    As always, great article!!! Our kids are 3 and under, so just laying the foundation now by taking them to our jobs, and teaching them about working together to complete tasks, but we will be deploying these great tips in the immediate future!!! Can’t wait to encourage the next generation of investors!
    Andrew Syrios Residential Real Estate Investor from Kansas City, MO
    Replied over 2 years ago
    Great article and important subject! It’s embarrassing how uneducated most people are about finances and investing and critical to teach your kids about them.
    Steve Vaughan Rental Property Investor from East Wenatchee, WA
    Replied over 2 years ago
    Thanks for this article, Dave. I never considered hiring my 2 boys to do/help with admin and receipts. They have only been hired by us to mow, weed, shampoo carpets, clean and paint only so far. Great tips! Mine have been LLC members in 2 apt buildings since they were very little. They understand the difference between contributions as owners like picking up the parking lot and paid labor. Their k-1 income flows to their mutual funds. Talk abo8t competition and questions! Great topic!
    Sarah Pursell Flipper/Rehabber from Charleston, South Carolina
    Replied over 2 years ago
    My kids have all invested their birthday money and savings in bullion. My daughter (11) recently pulled some out, and invested it with the investor her dad works with who flips houses. All my big kids earn money by cleaning our Airbnb. And most recently I’ve been taking classes on Cryptocurrency, and their interests have been piqued. I didn’t think I was doing very well in teaching them, but when I stopped and thought about it after reading your article, I felt encouraged. I wasn’t taught any of this stuff, and had to figure out so much as an adult (I still am!).
    Dave Van Horn Fund Manager from Berwyn, PA
    Replied over 2 years ago
    Wow! This is amazing, Sarah. Your kids sound like they are already well on their way to success!
    Ellamarie Taylor from Fairfield, California
    Replied over 2 years ago
    This was A really great read!
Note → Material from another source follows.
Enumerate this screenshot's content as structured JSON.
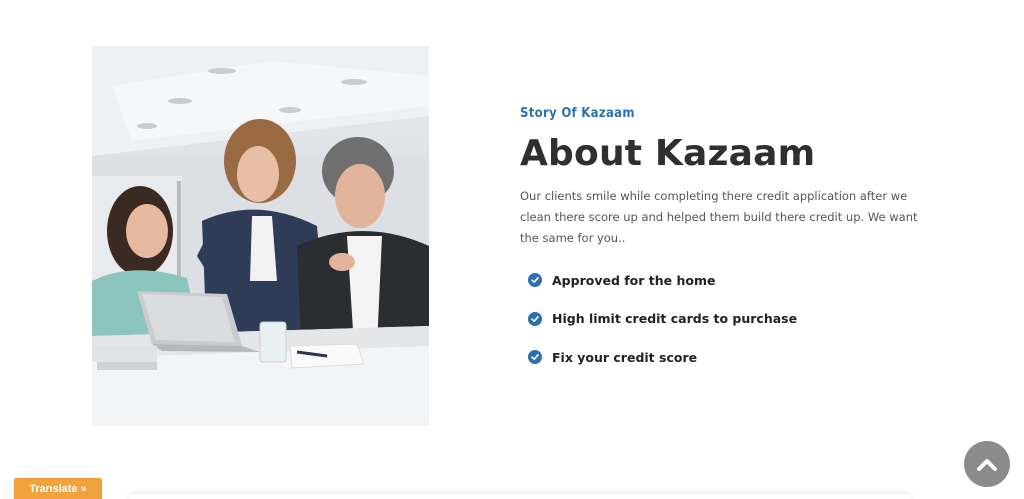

At some point I’ll learn how to same these articles so I can easily get back to them. I have 4 children 12 being the oldest and the youngest is 4, all the tips Solly to the rich education I need to instill. Thank you